## Problem requirements
From the records below, take each line where the string "name" shows up and copy it.

## Dataset

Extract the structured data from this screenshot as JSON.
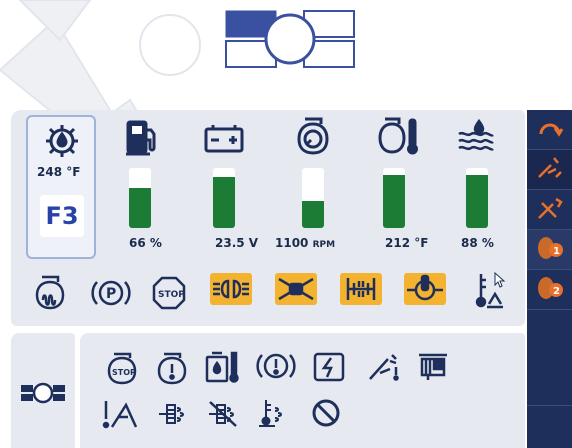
{
  "screen": {
    "background": "#ffffff",
    "panel_color": "#e6e9f0",
    "icon_color": "#1f2f5b",
    "bar_color": "#1c7c36",
    "warning_color": "#f3b330"
  },
  "header": {
    "logo_icon": "joystick-logo-icon"
  },
  "gauges": {
    "oil_temp": {
      "icon": "oil-temperature-icon",
      "value": "248 °F"
    },
    "gear": {
      "label": "F3"
    },
    "fuel": {
      "icon": "fuel-icon",
      "value": "66 %",
      "level": 0.66
    },
    "battery": {
      "icon": "battery-icon",
      "value": "23.5 V",
      "level": 0.85
    },
    "engine_speed": {
      "icon": "engine-speed-icon",
      "value": "1100",
      "unit": "RPM",
      "level": 0.45
    },
    "coolant_temp": {
      "icon": "coolant-temperature-icon",
      "value": "212 °F",
      "level": 0.88
    },
    "def_level": {
      "icon": "def-fluid-icon",
      "value": "88 %",
      "level": 0.88
    }
  },
  "status_icons": [
    {
      "name": "glow-plug-icon",
      "active": false
    },
    {
      "name": "parking-brake-icon",
      "active": false
    },
    {
      "name": "engine-stop-icon",
      "active": false
    },
    {
      "name": "headlights-icon",
      "active": true
    },
    {
      "name": "differential-lock-icon",
      "active": true
    },
    {
      "name": "axle-lock-icon",
      "active": true
    },
    {
      "name": "transmission-temperature-icon",
      "active": true
    },
    {
      "name": "hydraulic-temperature-icon",
      "active": false
    }
  ],
  "lower_panel": {
    "left_icon": "transmission-mode-icon",
    "row1": [
      "engine-stop-warning-icon",
      "engine-warning-icon",
      "hydraulic-oil-temp-icon",
      "brake-warning-icon",
      "charging-system-icon",
      "boom-float-icon",
      "service-indicator-icon"
    ],
    "row2": [
      "machine-alert-icon",
      "regen-inhibit-icon",
      "regen-disabled-icon",
      "exhaust-temperature-icon",
      "prohibited-icon"
    ]
  },
  "sidebar": {
    "buttons": [
      "auto-shutdown-icon",
      "tilt-icon",
      "boom-icon",
      "fan-speed-1-icon",
      "fan-speed-2-icon",
      "blank-1",
      "blank-2"
    ]
  }
}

## Problem solution
      "name": "glow-plug-icon",
      "name": "parking-brake-icon",
      "name": "engine-stop-icon",
      "name": "headlights-icon",
      "name": "differential-lock-icon",
      "name": "axle-lock-icon",
      "name": "transmission-temperature-icon",
      "name": "hydraulic-temperature-icon",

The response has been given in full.